The Texas Department of Transportation has a lofty goal: End all traffic deaths on Texas roads by 2050 – and that’s on top of other objectives, like improving mobility and cutting down on commute times.
To do this, TxDOT has billions of dollars of construction projects underway or in the works across the state, like on Interstate 345, a 1.4-mile stretch of highway that connects I-45 with other east-west freeways in North Texas. TxDOT wants to bury the highway; members of the Dallas City Council want to get rid of it entirely.
The push in Dallas is just the latest example of local governments across the state pushing back on TxDOT plans.
Matt Goodman, the online editorial director with D Magazine, joined the Texas Standard to explain why certain members of council are pushing the state’s transportation agency to turn the highway into a boulevard. Listen above or read the transcript below.
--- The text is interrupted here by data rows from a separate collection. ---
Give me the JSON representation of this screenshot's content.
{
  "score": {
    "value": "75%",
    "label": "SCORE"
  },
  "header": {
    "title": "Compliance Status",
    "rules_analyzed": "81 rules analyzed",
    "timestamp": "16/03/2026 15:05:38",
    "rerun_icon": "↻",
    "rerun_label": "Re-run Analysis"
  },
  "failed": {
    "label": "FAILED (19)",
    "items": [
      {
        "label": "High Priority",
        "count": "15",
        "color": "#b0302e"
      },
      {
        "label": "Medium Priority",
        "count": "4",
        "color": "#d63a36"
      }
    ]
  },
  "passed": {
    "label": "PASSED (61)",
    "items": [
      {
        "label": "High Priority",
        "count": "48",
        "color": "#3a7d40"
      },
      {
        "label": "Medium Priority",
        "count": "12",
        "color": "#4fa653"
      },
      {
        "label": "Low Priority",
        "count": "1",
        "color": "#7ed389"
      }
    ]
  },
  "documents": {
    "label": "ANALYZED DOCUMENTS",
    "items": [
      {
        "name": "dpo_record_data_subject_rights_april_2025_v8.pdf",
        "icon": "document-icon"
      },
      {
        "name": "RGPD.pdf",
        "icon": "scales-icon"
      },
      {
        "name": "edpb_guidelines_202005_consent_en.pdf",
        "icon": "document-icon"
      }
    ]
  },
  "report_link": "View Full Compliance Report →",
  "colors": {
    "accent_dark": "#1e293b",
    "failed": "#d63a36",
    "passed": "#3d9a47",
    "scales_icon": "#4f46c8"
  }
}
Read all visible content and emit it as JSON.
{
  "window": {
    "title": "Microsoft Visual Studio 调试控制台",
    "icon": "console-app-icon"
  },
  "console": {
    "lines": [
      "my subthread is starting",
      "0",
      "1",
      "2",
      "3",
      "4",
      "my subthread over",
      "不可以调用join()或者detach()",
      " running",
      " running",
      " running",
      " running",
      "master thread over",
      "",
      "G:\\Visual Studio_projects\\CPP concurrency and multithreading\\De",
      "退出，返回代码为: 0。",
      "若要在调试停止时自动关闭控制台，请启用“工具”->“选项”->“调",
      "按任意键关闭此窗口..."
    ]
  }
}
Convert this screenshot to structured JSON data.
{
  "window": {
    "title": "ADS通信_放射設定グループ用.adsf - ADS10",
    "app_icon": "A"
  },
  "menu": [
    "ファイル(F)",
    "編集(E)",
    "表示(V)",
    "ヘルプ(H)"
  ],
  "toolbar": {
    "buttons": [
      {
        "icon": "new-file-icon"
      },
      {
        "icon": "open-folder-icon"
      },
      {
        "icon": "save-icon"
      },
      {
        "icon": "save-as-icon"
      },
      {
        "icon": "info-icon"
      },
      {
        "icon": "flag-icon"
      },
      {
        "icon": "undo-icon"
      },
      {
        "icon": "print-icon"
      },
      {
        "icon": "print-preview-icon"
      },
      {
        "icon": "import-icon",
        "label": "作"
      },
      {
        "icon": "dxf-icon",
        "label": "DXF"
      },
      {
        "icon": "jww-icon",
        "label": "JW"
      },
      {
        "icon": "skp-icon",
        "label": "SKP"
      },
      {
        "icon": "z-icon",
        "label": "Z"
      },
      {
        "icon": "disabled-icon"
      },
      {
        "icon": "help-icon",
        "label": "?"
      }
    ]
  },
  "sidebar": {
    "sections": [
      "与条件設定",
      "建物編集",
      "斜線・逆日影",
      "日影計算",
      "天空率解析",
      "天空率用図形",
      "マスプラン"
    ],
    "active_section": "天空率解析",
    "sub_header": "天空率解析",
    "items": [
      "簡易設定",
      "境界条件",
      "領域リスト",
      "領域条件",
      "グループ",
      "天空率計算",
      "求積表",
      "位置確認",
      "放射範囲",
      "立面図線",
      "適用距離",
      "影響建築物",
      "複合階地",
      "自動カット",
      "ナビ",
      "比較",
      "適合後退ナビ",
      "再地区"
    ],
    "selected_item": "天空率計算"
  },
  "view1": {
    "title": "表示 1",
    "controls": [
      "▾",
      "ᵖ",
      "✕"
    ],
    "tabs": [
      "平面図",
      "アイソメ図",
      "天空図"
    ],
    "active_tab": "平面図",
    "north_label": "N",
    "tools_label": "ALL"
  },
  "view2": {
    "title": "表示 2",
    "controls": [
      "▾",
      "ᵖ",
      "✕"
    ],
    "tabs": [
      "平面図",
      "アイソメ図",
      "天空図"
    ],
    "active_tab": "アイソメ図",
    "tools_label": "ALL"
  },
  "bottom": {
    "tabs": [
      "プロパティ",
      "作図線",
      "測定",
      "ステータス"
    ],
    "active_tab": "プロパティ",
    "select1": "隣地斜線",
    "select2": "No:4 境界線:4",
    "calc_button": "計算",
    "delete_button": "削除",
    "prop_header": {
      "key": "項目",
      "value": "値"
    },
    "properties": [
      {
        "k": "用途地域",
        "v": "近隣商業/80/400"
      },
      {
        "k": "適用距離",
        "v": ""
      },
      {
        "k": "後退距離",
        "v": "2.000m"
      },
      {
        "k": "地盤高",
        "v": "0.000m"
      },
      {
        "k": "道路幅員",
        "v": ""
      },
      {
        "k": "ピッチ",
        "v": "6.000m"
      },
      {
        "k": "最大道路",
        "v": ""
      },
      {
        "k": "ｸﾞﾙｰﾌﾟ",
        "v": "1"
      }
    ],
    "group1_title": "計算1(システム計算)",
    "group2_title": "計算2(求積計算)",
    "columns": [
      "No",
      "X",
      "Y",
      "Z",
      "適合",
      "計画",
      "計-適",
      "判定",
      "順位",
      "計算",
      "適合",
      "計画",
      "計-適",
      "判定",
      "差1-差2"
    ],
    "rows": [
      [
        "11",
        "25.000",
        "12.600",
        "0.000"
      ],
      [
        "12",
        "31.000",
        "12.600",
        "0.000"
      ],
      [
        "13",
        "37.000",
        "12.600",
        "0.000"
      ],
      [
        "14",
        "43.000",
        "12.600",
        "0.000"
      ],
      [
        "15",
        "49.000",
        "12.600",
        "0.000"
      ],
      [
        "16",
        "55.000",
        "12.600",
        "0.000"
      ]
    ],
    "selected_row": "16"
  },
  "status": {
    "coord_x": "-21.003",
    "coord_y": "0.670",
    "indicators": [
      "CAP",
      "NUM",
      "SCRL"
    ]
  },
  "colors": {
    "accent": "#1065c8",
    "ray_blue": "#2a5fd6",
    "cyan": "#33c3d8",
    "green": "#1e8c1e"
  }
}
This transcript has been lightly edited for clarity:
Texas Standard: Tell us a little bit more about this mile and a half of highway. Why does TxDOT want to do this in the first place against the wishes of the Dallas City Council?
Matthew Goodman: Well, it’s a 50-year-old highway between downtown Dallas and Deep Ellum. TxDOT is interested in moving cars, so the idea of removing the freeway fully would never get their support. But the compromise is to trench it and put it below ground.
Well, you said compromise; I didn’t. Apparently, that’s not good enough for the Dallas City Council?
Some on council – at least five members of the Dallas City Council – want an independent study of the roadway. They’re not happy with what TxDOT is putting forward. But the entire City Council has a lot of support for this trenching plan. So it’ll be interesting to see how the entire body votes.
Something you mentioned in your reporting is that TxDOT is not interested in turning I-345 into a boulevard. Why is that?
Well, the Texas Transportation Commission is what doles out those dollars, and it takes its directives from Governor Greg Abbott. And Governor Abbott has been very clear that his priority is expanding freeways. So anything that goes against that is not likely to get funding.
Economic impact has become one of the focal points of the discussion here. Can you tell us a little bit more about that?
Yeah, the idea is if the elevated highway is not there, the city could incentivize development, be that additional housing, retail office – could be anything. The reason TxDOT thinks trenching is a compromise is because it could put decks over that highway, but it’s not going to pay for those decks. The city would have to.
And therein lies the rub. Any idea on cost or anything like that? And I presume that when you say the city would have to do this, the city would bear all the costs.
The city would have to find the funding sources – and a lot of that would likely be federal and other public grants. There are no estimates for the costs just yet. It’s too early to predict that, and engineering studies will have to be done to actually see what could be placed on top of that stack, so it’s way too early to say.
Well, who ultimately has the final say in what happens to I-345? Is it TxDOT or Dallas City Council?
Well it’s ultimately TxDOT’s decision, but we’re in sort of a stalemate because when the Texas Transportation Commission chooses to issue those construction dollars, it wants the buy-in of the cities where the highways are. So if the City Council does not sign a resolution in support of the freeway, it’s unlikely that TxDOT will get those dollars.
What happens next? What’s the next shoe to drop here? And how long are we looking at before the shovels start getting dirty?
The next step is the City Council has to vote on whether to initiate that independent study of removing the highway. If that happens, the study could take up to a year. At that point, the matter will come back to council for a vote in support of the resolution.